However, I have submitted a few pieces for publication; my last items in print being a short story entitled GRAVE ERROR which was published in Scribble, and A BITTER PILL TO SWALLOW which appeared in the final Spring edition of Carillon Magazine. It was sad to witness the demise of another print publication after so many successful years.
The growth in online magazines has opened up a vast worldwide market for articles, poetry, and stories. They have replaced the many general interest magazines that once filled the newsagents shelves. Fortunately there remains a large number of printed specialists’ magazines, and it is likely to remain that way for some time. So whatever our craft or sullen art may be, there will probably still be a print magazine to satisfy our particular interest for now.

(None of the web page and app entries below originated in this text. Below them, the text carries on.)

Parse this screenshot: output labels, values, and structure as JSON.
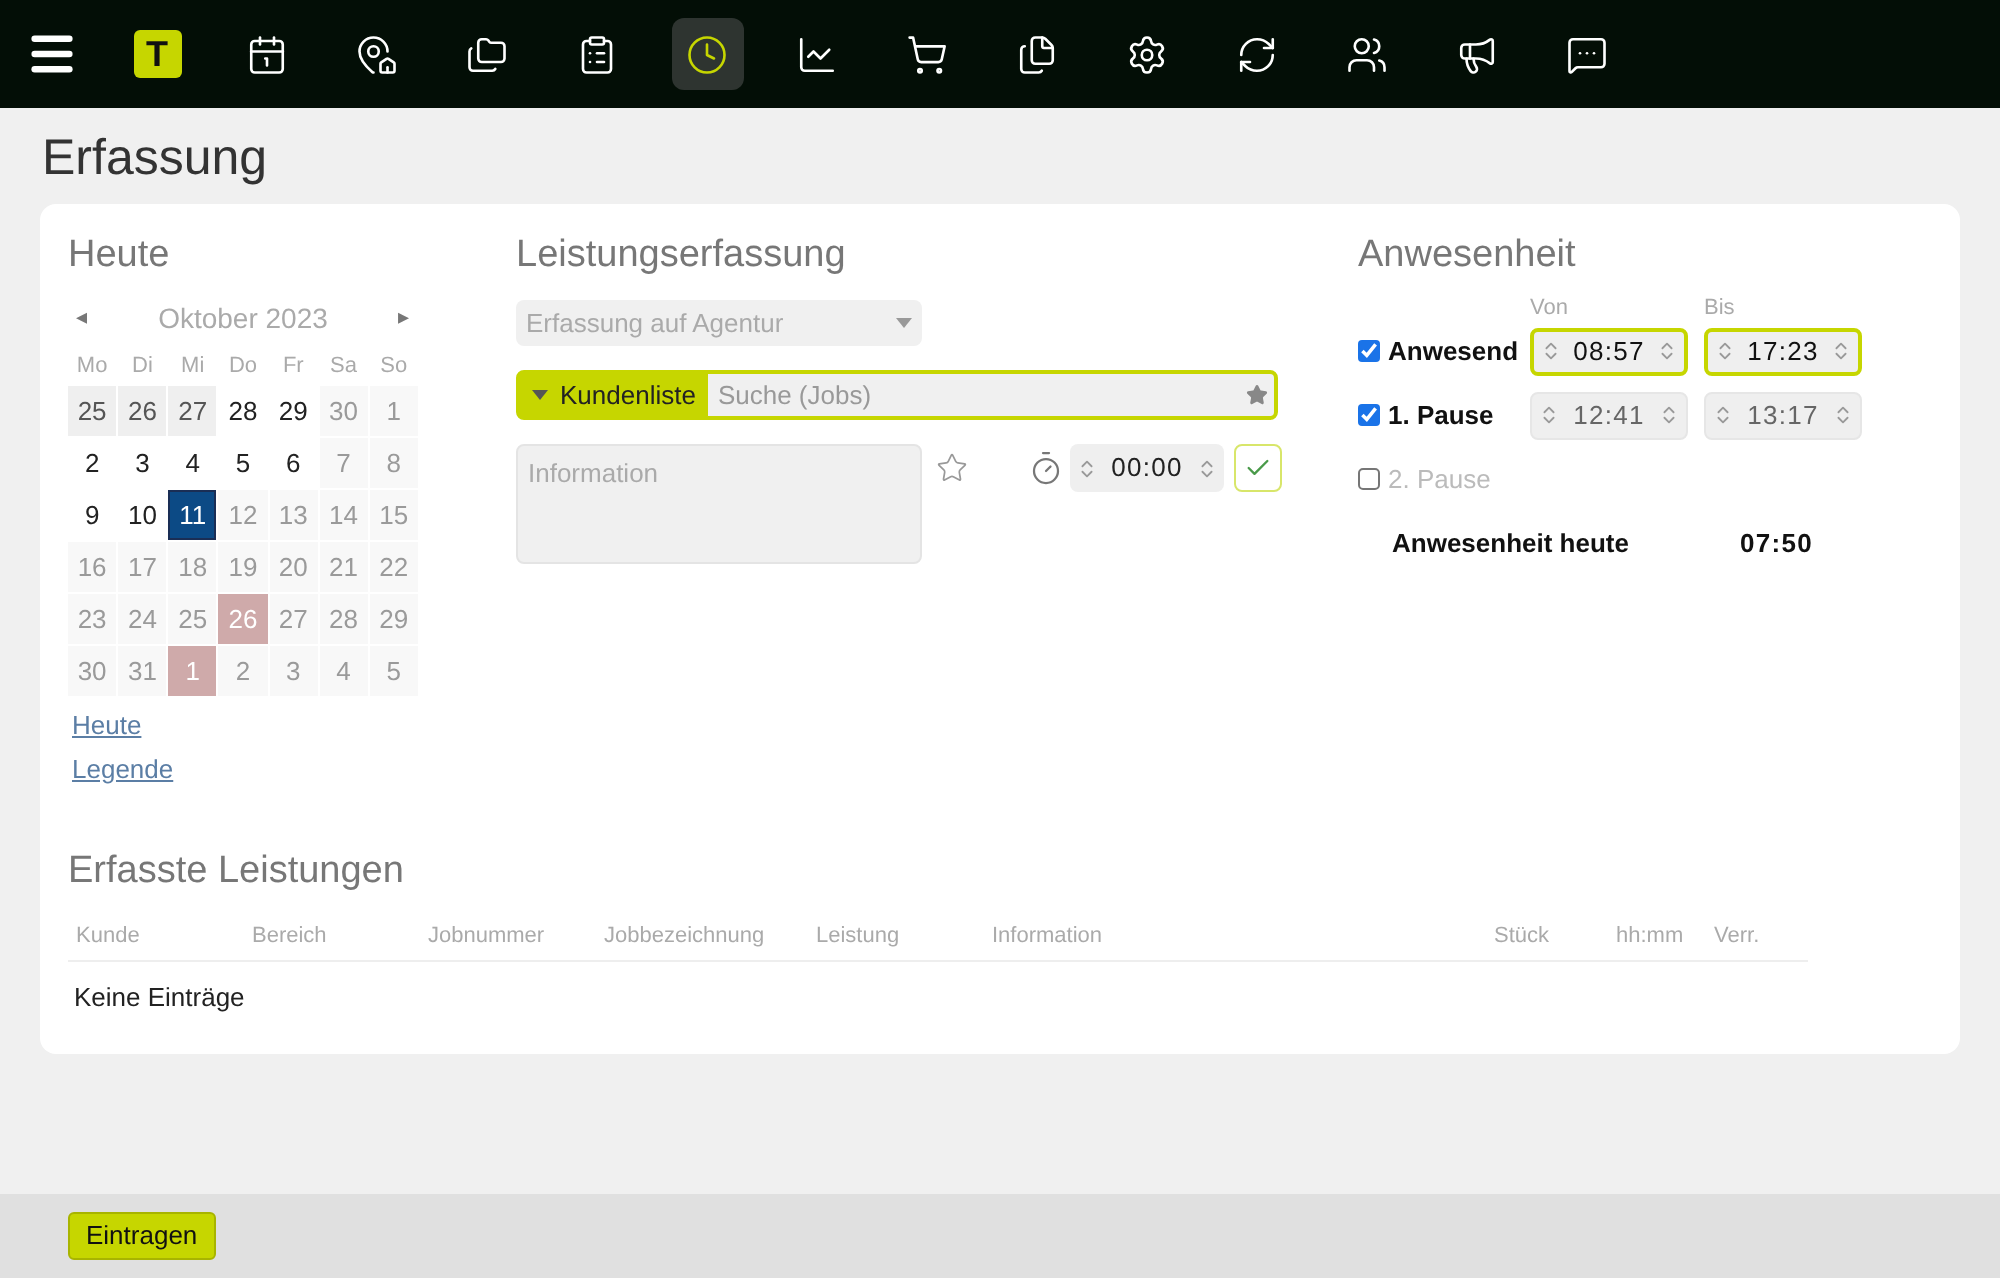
{
  "nav": [
    {
      "kind": "menu",
      "selected": false
    },
    {
      "kind": "logo",
      "label": "T",
      "selected": false
    },
    {
      "kind": "calendar",
      "selected": false
    },
    {
      "kind": "house-pin",
      "selected": false
    },
    {
      "kind": "folders",
      "selected": false
    },
    {
      "kind": "checklist",
      "selected": false
    },
    {
      "kind": "clock",
      "selected": true
    },
    {
      "kind": "chart",
      "selected": false
    },
    {
      "kind": "cart",
      "selected": false
    },
    {
      "kind": "files",
      "selected": false
    },
    {
      "kind": "settings",
      "selected": false
    },
    {
      "kind": "refresh",
      "selected": false
    },
    {
      "kind": "users",
      "selected": false
    },
    {
      "kind": "megaphone",
      "selected": false
    },
    {
      "kind": "chat",
      "selected": false
    }
  ],
  "page_title": "Erfassung",
  "today": {
    "title": "Heute",
    "month": "Oktober 2023",
    "prev": "◂",
    "next": "▸",
    "weekdays": [
      "Mo",
      "Di",
      "Mi",
      "Do",
      "Fr",
      "Sa",
      "So"
    ],
    "days": [
      {
        "label": "25",
        "kind": "outside",
        "selected": false
      },
      {
        "label": "26",
        "kind": "outside",
        "selected": false
      },
      {
        "label": "27",
        "kind": "outside",
        "selected": false
      },
      {
        "label": "28",
        "kind": "day",
        "selected": false
      },
      {
        "label": "29",
        "kind": "day",
        "selected": false
      },
      {
        "label": "30",
        "kind": "inactive",
        "selected": false
      },
      {
        "label": "1",
        "kind": "inactive",
        "selected": false
      },
      {
        "label": "2",
        "kind": "day",
        "selected": false
      },
      {
        "label": "3",
        "kind": "day",
        "selected": false
      },
      {
        "label": "4",
        "kind": "day",
        "selected": false
      },
      {
        "label": "5",
        "kind": "day",
        "selected": false
      },
      {
        "label": "6",
        "kind": "day",
        "selected": false
      },
      {
        "label": "7",
        "kind": "inactive",
        "selected": false
      },
      {
        "label": "8",
        "kind": "inactive",
        "selected": false
      },
      {
        "label": "9",
        "kind": "day",
        "selected": false
      },
      {
        "label": "10",
        "kind": "day",
        "selected": false
      },
      {
        "label": "11",
        "kind": "day",
        "selected": true
      },
      {
        "label": "12",
        "kind": "inactive",
        "selected": false
      },
      {
        "label": "13",
        "kind": "inactive",
        "selected": false
      },
      {
        "label": "14",
        "kind": "inactive",
        "selected": false
      },
      {
        "label": "15",
        "kind": "inactive",
        "selected": false
      },
      {
        "label": "16",
        "kind": "inactive",
        "selected": false
      },
      {
        "label": "17",
        "kind": "inactive",
        "selected": false
      },
      {
        "label": "18",
        "kind": "inactive",
        "selected": false
      },
      {
        "label": "19",
        "kind": "inactive",
        "selected": false
      },
      {
        "label": "20",
        "kind": "inactive",
        "selected": false
      },
      {
        "label": "21",
        "kind": "inactive",
        "selected": false
      },
      {
        "label": "22",
        "kind": "inactive",
        "selected": false
      },
      {
        "label": "23",
        "kind": "inactive",
        "selected": false
      },
      {
        "label": "24",
        "kind": "inactive",
        "selected": false
      },
      {
        "label": "25",
        "kind": "inactive",
        "selected": false
      },
      {
        "label": "26",
        "kind": "marked",
        "selected": false
      },
      {
        "label": "27",
        "kind": "inactive",
        "selected": false
      },
      {
        "label": "28",
        "kind": "inactive",
        "selected": false
      },
      {
        "label": "29",
        "kind": "inactive",
        "selected": false
      },
      {
        "label": "30",
        "kind": "inactive",
        "selected": false
      },
      {
        "label": "31",
        "kind": "inactive",
        "selected": false
      },
      {
        "label": "1",
        "kind": "marked",
        "selected": false
      },
      {
        "label": "2",
        "kind": "inactive",
        "selected": false
      },
      {
        "label": "3",
        "kind": "inactive",
        "selected": false
      },
      {
        "label": "4",
        "kind": "inactive",
        "selected": false
      },
      {
        "label": "5",
        "kind": "inactive",
        "selected": false
      }
    ],
    "links": [
      "Heute",
      "Legende"
    ]
  },
  "entry": {
    "title": "Leistungserfassung",
    "mode_select": "Erfassung auf Agentur",
    "list_button": "Kundenliste",
    "search": {
      "placeholder": "Suche (Jobs)"
    },
    "info": {
      "placeholder": "Information"
    },
    "duration": "00:00"
  },
  "attendance": {
    "title": "Anwesenheit",
    "from_label": "Von",
    "to_label": "Bis",
    "rows": [
      {
        "label": "Anwesend",
        "checked": true,
        "from": "08:57",
        "to": "17:23",
        "highlighted": true
      },
      {
        "label": "1. Pause",
        "checked": true,
        "from": "12:41",
        "to": "13:17",
        "highlighted": false
      },
      {
        "label": "2. Pause",
        "checked": false
      }
    ],
    "total_label": "Anwesenheit heute",
    "total": "07:50"
  },
  "entries": {
    "title": "Erfasste Leistungen",
    "columns": [
      "Kunde",
      "Bereich",
      "Jobnummer",
      "Jobbezeichnung",
      "Leistung",
      "Information",
      "Stück",
      "hh:mm",
      "Verr."
    ],
    "empty": "Keine Einträge"
  },
  "submit": "Eintragen"
}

Having written for many years I have accumulated a substantial WIP file. Articles that were never finished, needed editing or further research. Stories that suffered rejection. Or, as in the majority of cases, simply been usurped by another more interesting idea.
So this month I employed the poor-month freezer approach. Rather than adding to the existing store, I have used what was already there. After a year or two of it is surprising how a fresh approach can by applied to revitalise something neglected for so long.
I have brushed up old articles and stories giving them a new lease of life. However, the process stimulated even more ideas and plots to add to my WIP file. Will I ever empty the file? I doubt it.
Now that Ann’s funeral has passed, the tension and stress leading up to that day has begun to slowly subside. Family and friends have started re-engaging with their lives, and an unnatural peace has descended on my home. Writing can act as a distraction from troubles and be cathartic when trying to find normality.
I tidied up a previously written story NOBODY SCREAMS IN THE CITY which was accepted and published by Everyday Fiction at the end of the month.
There are many writing courses offered by academic institutions and online sites. For those looking at writing for the first time they may prove to be an expensive investment. Fortunately there is a surfeit of free help and introduction to the craft to be found on the internet with a little searching. One such example is Ellen Brock whose experience as a publishing editor has led her to loading a number of very useful videos on You Tube. They cover a range of valuable tips to budding writers. Well worth a look.
December 2017 ~ January 2018
After nursing my wife for twelve years through multiple sclerosis, and a number of serious debilitating illnesses, she finally succumbed to the ravages of breast cancer on the 7th.January.
The devastating end to 52 years of marriage has left the pen empty of words.
To attempt to revive my writing, I have revisited an OU Creative Writing workshop module. Having the discipline of working through a set programme will not only demand my full concentration, but hopefully awaken a waning interest in any indulgent activity. Even if the process doesn’t produce satisfying results, the practice will demand my attention until my spirit awakens again.
I did have an acceptance during January of a previously submitted humorous short story ~ BITTER PILL TO SWALLOW to be published by Carillon Magazine in the final print edition.
……………see archived entries for 2017